What you have then are the makings of a new form of indentured servitude: essential workers who, as hourly workers, can’t really afford to stay home anyway and struggling small-business owners who for decades have been at the mercy of mega-funded tech platforms (even comparing their dependency on the apps to crack cocaine). They are the ones on the frontlines, and when it comes to the people literally running out and making those deliveries, they are disproportionately Black, brown, and Asian, and according to one San Francisco-based study, make an average of $26,000 a year.

Ultimately, that’s what the entire food delivery experience is about: minimizing the number of clicks we need to get meals into our mouths, while also minimizing any semblance of human interaction along the way. The pandemic has only accentuated the divide between those on the frontlines and those who can work from home. With the technology and habits bred by convenience culture, it’s easy to overlook that we are essentially asking those with the least to sacrifice the most. But that’s been the third-party strategy all along — squeeze the restaurants and couriers, no matter the cost.

This third-party delivery ecosystem has caused death by a thousand cuts for restaurants for the past two decades.
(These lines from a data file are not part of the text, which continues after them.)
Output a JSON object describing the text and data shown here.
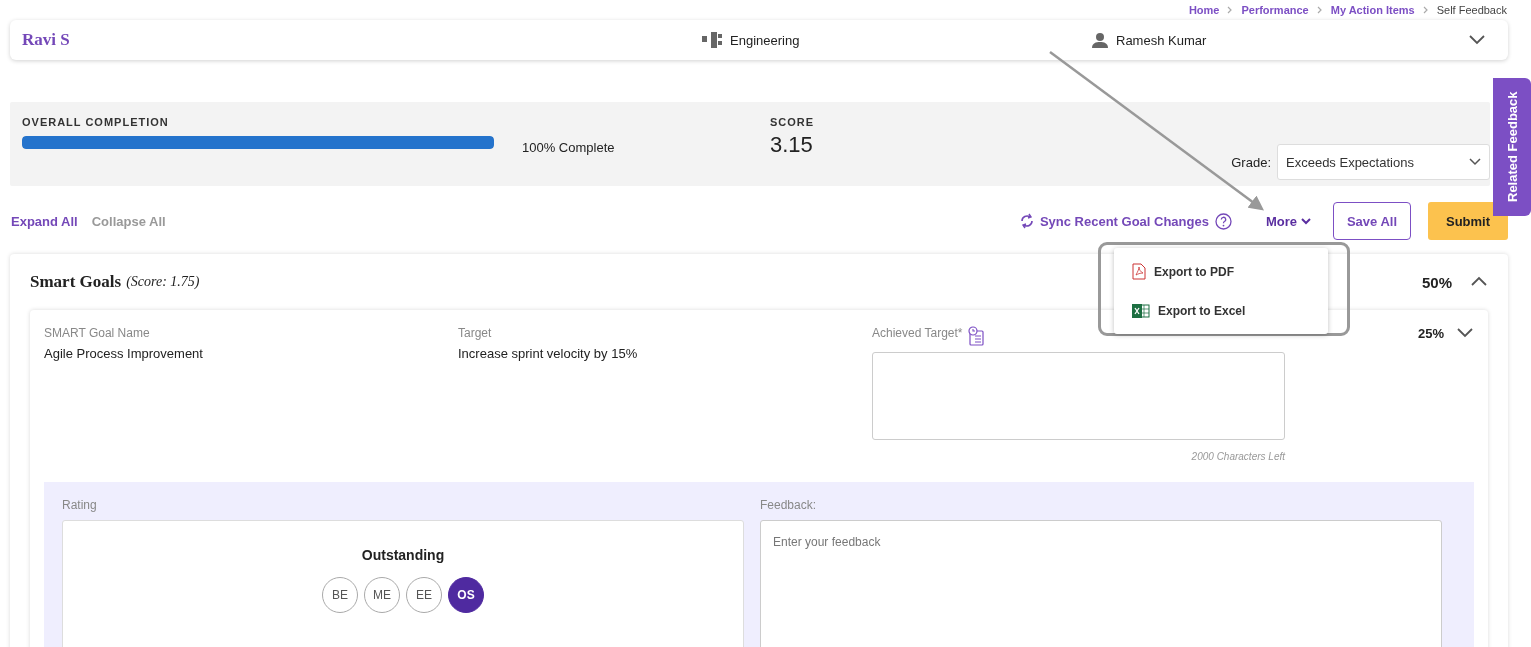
{
  "breadcrumb": [
    {
      "label": "Home",
      "current": false
    },
    {
      "label": "Performance",
      "current": false
    },
    {
      "label": "My Action Items",
      "current": false
    },
    {
      "label": "Self Feedback",
      "current": true
    }
  ],
  "header": {
    "name": "Ravi S",
    "department": "Engineering",
    "manager": "Ramesh Kumar",
    "expanded": false
  },
  "completion": {
    "label": "OVERALL COMPLETION",
    "level": 1,
    "reading": "100% Complete",
    "score_label": "SCORE",
    "score": "3.15",
    "grade_label": "Grade:",
    "grade": "Exceeds Expectations"
  },
  "toolbar": {
    "expand": "Expand All",
    "collapse": "Collapse All",
    "sync": "Sync Recent Goal Changes",
    "more": "More",
    "save": "Save All",
    "submit": "Submit"
  },
  "more_menu": {
    "open": true,
    "items": [
      {
        "kind": "pdf",
        "label": "Export to PDF"
      },
      {
        "kind": "excel",
        "label": "Export to Excel"
      }
    ]
  },
  "section": {
    "title": "Smart Goals",
    "score": "(Score: 1.75)",
    "percent": "50%",
    "expanded": true,
    "goal": {
      "name_label": "SMART Goal Name",
      "name": "Agile Process Improvement",
      "target_label": "Target",
      "target": "Increase sprint velocity by 15%",
      "achieved_label": "Achieved Target*",
      "chars_left": "2000 Characters Left",
      "percent": "25%",
      "expanded": false,
      "rating": {
        "label": "Rating",
        "current": "Outstanding",
        "options": [
          {
            "label": "BE",
            "selected": false
          },
          {
            "label": "ME",
            "selected": false
          },
          {
            "label": "EE",
            "selected": false
          },
          {
            "label": "OS",
            "selected": true
          }
        ]
      },
      "feedback": {
        "label": "Feedback:",
        "placeholder": "Enter your feedback"
      }
    }
  },
  "side_tab": {
    "label": "Related Feedback"
  }
}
As fees have ratcheted up, restaurants have been fighting a losing battle: What used to be a 5 percent per order fee for restaurants in the early 2000s rose to 15 percent by 2010 and stands closer to 30 percent today. It’s now at the point where Silicon Valley is dreaming up new real estate scenarios that would allow restaurants to actually make money on delivery — by housing them in separate ghost kitchen spaces, as opposed to in their brick-and-mortar restaurants — instead of actually fixing the underlying problems in the business model.
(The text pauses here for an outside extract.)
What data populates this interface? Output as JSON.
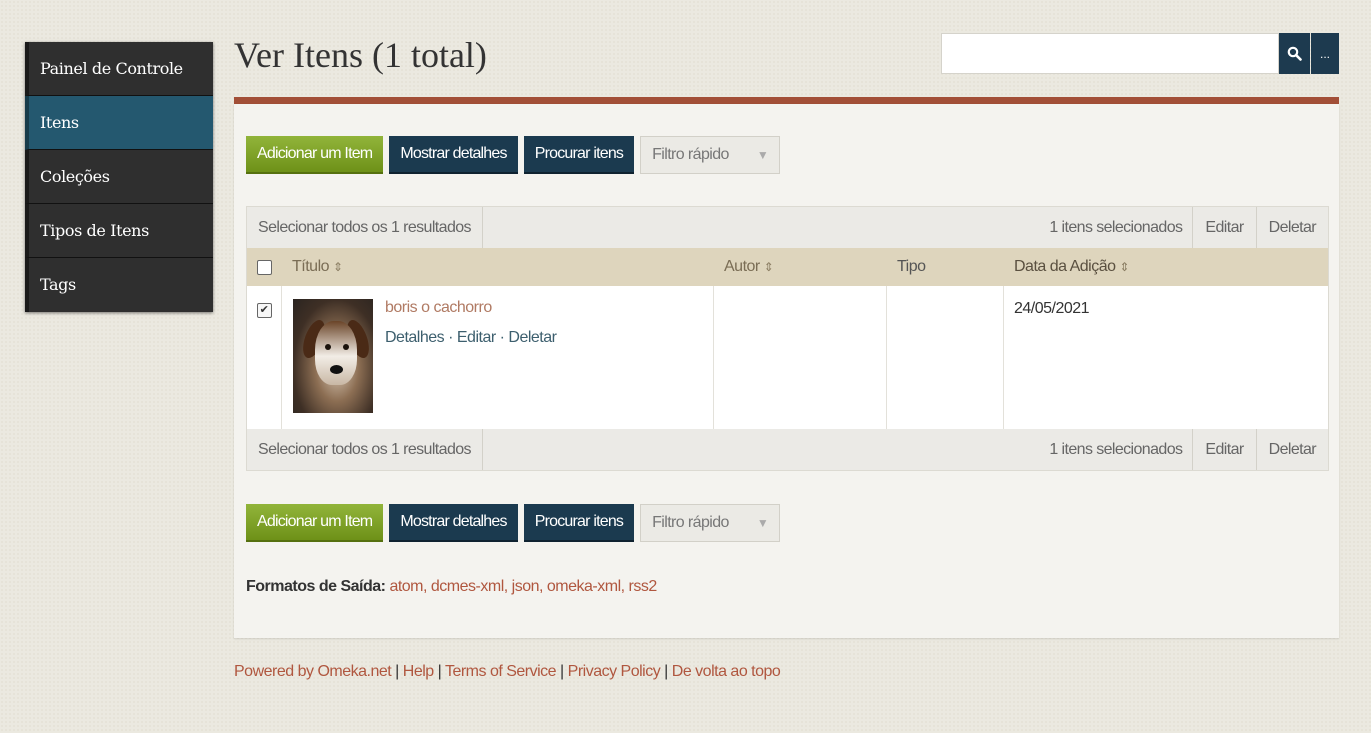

But consumers can help. It comes down to deciding whether we actually care about the things we purport to care about. Do we have it in us to pick up the phone? Or to go through the “hassle” of entering our email address and payment details when ordering directly from the restaurant? Are we willing to put in a little bit more work and overcome the barriers we’ve put between ourselves and our community?

I tried once (unsuccessfully) with FoodtoEat. I couldn’t convince consumers back in 2011 to make the switch to a more equitable model for food delivery, and needed to transition my entire business to corporate catering just to survive. It’s clear that there’s no silver bullet that will undo a decade’s worth of widening inequality.

Instead, we can start by recognizing how we got here. How our need for fast meals at low prices displaced an entire industry while pushing hourly workers to become our own personal couriers. Once we look in the mirror, we can start taking the right steps to restore some of the dignity and equality that’s been stripped away by a decade of growth and mass convenience.

Deepti Sharma is the founder of FoodtoEat, which recently launched #IMadeYourFood, a campaign to humanize the people behind every food order.